### Requirement
Look through the material for lines with the word "this", and copy each one.

### Given entries
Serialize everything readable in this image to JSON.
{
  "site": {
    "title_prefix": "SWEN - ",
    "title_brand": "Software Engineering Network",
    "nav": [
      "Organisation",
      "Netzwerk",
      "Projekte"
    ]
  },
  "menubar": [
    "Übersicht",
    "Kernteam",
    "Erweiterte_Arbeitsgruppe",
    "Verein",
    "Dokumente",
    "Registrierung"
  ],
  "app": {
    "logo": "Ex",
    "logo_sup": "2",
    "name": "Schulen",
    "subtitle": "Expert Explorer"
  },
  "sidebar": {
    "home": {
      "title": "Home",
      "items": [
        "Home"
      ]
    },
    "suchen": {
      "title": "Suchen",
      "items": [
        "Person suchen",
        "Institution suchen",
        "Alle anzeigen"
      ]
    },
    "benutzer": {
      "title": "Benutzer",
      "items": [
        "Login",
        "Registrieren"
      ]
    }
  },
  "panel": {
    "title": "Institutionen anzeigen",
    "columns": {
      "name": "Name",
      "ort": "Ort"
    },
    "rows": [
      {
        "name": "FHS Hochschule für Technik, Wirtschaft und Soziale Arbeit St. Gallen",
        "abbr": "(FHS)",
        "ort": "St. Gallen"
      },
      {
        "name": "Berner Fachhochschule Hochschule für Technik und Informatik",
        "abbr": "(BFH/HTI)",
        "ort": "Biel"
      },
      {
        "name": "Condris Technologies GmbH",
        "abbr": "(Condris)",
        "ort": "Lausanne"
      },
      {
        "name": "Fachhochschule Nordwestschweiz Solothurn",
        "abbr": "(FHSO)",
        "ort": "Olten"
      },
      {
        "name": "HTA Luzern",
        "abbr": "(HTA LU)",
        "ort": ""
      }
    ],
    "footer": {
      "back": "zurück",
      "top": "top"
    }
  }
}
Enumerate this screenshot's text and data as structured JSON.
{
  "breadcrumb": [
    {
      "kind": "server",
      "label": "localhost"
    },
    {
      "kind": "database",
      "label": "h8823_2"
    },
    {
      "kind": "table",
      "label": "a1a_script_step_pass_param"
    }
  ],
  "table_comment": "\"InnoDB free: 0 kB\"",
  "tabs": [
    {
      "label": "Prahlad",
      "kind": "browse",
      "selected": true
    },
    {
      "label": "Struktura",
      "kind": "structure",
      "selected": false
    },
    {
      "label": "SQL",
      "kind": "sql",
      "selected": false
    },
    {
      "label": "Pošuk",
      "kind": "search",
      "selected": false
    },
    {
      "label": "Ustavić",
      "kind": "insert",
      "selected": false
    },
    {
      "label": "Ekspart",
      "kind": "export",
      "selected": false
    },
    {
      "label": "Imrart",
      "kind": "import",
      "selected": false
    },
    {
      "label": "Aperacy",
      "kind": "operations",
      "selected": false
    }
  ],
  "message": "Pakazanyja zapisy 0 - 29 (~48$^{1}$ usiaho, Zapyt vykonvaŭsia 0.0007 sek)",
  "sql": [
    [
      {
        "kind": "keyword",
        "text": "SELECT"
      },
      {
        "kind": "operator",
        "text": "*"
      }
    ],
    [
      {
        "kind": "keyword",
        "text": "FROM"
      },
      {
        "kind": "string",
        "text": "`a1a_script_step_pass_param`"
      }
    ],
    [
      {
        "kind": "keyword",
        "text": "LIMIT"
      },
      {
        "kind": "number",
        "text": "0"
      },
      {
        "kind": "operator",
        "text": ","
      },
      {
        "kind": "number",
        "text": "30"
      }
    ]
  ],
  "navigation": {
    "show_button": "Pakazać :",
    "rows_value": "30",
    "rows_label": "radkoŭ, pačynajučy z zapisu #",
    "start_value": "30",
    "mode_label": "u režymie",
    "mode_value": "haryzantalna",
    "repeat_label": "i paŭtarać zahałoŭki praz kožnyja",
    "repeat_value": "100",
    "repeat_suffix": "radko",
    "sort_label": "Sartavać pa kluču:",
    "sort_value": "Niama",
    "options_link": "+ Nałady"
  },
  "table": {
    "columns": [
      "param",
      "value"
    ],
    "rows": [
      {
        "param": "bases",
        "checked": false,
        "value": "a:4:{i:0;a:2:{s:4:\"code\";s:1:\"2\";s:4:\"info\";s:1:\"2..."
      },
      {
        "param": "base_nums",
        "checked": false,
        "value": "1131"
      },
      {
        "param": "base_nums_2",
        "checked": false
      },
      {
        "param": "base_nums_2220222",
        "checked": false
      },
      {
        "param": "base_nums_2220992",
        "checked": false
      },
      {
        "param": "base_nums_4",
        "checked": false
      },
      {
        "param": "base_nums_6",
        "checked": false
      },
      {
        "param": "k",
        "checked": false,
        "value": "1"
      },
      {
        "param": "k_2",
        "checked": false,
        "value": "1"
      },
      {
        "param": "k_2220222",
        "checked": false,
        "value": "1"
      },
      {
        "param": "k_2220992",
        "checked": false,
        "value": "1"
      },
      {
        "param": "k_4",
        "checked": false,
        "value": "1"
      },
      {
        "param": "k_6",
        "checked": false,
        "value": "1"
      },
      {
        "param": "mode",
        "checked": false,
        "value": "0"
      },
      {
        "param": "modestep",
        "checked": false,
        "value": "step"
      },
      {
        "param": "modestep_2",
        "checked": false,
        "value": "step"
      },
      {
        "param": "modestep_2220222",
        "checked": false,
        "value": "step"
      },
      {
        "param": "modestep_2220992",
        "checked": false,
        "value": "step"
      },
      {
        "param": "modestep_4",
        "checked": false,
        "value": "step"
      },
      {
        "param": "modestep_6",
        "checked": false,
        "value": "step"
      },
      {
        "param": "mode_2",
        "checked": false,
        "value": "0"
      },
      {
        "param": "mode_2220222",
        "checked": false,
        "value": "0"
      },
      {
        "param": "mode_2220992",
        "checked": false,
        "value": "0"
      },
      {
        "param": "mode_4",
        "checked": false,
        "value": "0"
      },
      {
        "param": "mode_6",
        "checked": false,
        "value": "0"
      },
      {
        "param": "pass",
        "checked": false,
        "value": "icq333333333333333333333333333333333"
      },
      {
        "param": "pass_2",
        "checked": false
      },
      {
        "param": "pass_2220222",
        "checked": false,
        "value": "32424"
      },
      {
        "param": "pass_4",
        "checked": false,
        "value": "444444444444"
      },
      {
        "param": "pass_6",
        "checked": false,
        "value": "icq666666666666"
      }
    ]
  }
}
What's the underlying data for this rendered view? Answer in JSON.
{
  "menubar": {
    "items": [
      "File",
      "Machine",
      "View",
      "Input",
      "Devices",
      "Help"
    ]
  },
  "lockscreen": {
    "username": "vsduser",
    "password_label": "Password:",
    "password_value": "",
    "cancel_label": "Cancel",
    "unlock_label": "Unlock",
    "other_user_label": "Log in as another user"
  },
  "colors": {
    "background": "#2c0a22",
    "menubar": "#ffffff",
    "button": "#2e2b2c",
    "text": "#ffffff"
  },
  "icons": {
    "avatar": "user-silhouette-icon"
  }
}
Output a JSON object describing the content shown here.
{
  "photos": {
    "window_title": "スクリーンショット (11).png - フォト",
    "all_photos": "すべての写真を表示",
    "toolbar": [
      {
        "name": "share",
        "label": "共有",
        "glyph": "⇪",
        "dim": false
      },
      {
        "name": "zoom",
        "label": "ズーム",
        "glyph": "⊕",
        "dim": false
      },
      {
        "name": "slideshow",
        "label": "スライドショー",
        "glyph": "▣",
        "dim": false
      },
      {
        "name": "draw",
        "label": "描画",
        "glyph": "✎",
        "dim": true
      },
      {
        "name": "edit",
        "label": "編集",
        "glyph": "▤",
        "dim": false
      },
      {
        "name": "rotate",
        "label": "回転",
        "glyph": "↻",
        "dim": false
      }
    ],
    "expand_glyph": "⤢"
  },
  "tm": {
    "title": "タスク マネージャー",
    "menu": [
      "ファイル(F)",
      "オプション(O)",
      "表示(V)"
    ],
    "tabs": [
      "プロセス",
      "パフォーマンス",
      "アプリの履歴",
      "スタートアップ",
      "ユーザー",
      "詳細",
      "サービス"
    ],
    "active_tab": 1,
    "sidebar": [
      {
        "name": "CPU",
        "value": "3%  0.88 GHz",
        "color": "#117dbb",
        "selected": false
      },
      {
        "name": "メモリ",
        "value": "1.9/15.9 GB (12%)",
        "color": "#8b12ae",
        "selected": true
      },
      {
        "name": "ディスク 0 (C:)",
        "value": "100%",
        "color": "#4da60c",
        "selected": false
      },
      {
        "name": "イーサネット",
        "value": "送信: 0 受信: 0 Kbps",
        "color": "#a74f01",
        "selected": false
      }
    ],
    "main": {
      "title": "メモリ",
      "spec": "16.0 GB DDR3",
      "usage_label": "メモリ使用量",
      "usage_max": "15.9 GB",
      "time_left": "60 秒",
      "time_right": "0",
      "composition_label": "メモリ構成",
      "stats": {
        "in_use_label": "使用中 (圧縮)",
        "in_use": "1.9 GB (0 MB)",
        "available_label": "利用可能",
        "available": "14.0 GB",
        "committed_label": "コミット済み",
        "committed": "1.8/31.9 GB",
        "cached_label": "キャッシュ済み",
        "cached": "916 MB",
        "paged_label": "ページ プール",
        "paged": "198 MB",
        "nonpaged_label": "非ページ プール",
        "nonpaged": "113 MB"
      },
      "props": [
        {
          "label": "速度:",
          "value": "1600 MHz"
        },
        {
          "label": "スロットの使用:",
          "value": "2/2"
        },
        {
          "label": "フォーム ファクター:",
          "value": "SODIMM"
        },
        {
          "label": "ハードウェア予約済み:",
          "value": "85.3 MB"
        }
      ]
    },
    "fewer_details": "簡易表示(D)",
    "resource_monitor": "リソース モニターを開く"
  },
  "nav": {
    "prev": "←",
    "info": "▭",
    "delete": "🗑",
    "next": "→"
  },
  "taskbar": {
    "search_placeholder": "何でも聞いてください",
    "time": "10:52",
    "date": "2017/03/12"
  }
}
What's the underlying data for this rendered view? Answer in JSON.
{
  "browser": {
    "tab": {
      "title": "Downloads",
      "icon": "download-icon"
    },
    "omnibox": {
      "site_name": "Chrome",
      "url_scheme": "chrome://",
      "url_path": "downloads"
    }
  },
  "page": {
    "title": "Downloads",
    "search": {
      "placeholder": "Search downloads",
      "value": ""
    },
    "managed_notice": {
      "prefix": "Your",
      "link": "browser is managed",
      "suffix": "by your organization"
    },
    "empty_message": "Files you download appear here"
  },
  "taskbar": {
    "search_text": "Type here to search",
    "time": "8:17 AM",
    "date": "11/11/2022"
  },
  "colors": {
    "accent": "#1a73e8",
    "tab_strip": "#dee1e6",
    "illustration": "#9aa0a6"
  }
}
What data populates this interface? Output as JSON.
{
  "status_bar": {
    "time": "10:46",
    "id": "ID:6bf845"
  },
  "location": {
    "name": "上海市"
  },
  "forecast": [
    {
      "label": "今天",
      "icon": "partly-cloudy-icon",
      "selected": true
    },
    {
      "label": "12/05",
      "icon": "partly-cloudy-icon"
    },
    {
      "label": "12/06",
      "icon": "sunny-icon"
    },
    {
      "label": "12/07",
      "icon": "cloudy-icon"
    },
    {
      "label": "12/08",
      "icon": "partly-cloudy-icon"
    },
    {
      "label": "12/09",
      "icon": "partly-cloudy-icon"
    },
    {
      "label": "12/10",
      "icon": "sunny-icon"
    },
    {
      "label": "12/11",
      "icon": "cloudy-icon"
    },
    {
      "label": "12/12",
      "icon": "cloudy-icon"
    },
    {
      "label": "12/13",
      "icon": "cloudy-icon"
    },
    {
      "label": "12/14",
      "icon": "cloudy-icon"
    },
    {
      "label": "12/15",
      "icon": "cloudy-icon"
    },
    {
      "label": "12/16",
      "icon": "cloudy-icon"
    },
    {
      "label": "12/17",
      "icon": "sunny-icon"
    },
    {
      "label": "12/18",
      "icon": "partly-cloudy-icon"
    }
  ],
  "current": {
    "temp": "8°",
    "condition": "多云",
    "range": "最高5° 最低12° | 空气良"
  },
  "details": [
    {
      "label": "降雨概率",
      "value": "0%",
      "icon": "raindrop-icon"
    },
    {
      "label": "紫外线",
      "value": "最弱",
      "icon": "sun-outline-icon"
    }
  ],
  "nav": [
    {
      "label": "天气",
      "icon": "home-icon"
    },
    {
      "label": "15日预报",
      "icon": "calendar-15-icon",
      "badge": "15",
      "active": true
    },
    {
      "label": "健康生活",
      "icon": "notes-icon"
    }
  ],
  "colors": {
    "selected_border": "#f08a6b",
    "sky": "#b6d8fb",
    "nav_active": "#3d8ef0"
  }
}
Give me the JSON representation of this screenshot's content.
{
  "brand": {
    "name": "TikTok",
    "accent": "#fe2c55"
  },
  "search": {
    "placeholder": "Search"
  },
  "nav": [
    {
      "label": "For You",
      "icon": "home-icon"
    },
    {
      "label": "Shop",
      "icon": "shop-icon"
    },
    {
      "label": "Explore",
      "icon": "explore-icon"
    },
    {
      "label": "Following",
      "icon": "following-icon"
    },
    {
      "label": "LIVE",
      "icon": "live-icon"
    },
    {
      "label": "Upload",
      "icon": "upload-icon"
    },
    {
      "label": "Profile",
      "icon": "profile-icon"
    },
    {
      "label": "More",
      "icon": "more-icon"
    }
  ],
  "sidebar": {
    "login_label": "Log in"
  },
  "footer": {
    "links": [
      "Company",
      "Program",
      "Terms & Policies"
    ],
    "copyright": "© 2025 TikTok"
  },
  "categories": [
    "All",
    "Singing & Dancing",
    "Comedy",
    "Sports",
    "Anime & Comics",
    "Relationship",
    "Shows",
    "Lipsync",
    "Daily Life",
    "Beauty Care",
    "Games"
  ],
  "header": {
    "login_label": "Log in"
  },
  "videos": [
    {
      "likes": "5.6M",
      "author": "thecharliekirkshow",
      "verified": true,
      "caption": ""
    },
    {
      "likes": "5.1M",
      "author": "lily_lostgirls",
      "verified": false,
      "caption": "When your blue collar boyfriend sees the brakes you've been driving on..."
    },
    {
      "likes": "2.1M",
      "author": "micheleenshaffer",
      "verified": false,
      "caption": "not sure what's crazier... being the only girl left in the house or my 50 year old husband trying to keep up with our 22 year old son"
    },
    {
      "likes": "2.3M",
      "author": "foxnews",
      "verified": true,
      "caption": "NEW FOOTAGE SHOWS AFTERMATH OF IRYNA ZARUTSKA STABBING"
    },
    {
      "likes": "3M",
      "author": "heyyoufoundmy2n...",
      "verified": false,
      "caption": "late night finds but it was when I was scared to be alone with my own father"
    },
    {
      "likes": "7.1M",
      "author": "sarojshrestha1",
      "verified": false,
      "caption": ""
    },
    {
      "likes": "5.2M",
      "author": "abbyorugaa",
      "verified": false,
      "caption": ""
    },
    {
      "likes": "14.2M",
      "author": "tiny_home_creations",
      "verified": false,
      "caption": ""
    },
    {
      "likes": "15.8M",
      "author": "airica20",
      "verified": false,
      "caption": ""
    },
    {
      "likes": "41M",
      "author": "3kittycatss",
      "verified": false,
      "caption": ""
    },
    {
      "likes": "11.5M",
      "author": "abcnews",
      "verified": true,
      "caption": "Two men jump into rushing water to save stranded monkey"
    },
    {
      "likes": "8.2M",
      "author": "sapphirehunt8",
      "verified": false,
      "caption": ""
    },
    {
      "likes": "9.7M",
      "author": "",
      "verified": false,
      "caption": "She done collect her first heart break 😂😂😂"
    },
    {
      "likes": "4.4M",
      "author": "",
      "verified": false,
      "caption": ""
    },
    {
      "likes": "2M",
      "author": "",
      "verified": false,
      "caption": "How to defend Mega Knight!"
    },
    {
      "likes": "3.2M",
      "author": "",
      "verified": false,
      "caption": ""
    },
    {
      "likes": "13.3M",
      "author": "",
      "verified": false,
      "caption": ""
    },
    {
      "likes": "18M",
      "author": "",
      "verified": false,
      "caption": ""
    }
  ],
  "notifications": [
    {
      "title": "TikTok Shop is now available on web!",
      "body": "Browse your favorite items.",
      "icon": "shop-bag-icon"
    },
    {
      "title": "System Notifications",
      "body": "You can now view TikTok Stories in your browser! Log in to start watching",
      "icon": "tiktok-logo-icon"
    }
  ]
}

### Response area
Serialize everything readable in this image to JSON.
Enumerate this screenshot's text and data as structured JSON.
What's the underlying data for this rendered view? Answer in JSON.
What's the underlying data for this rendered view? Answer in JSON.
What data populates this interface? Output as JSON.
Give me the JSON representation of this screenshot's content.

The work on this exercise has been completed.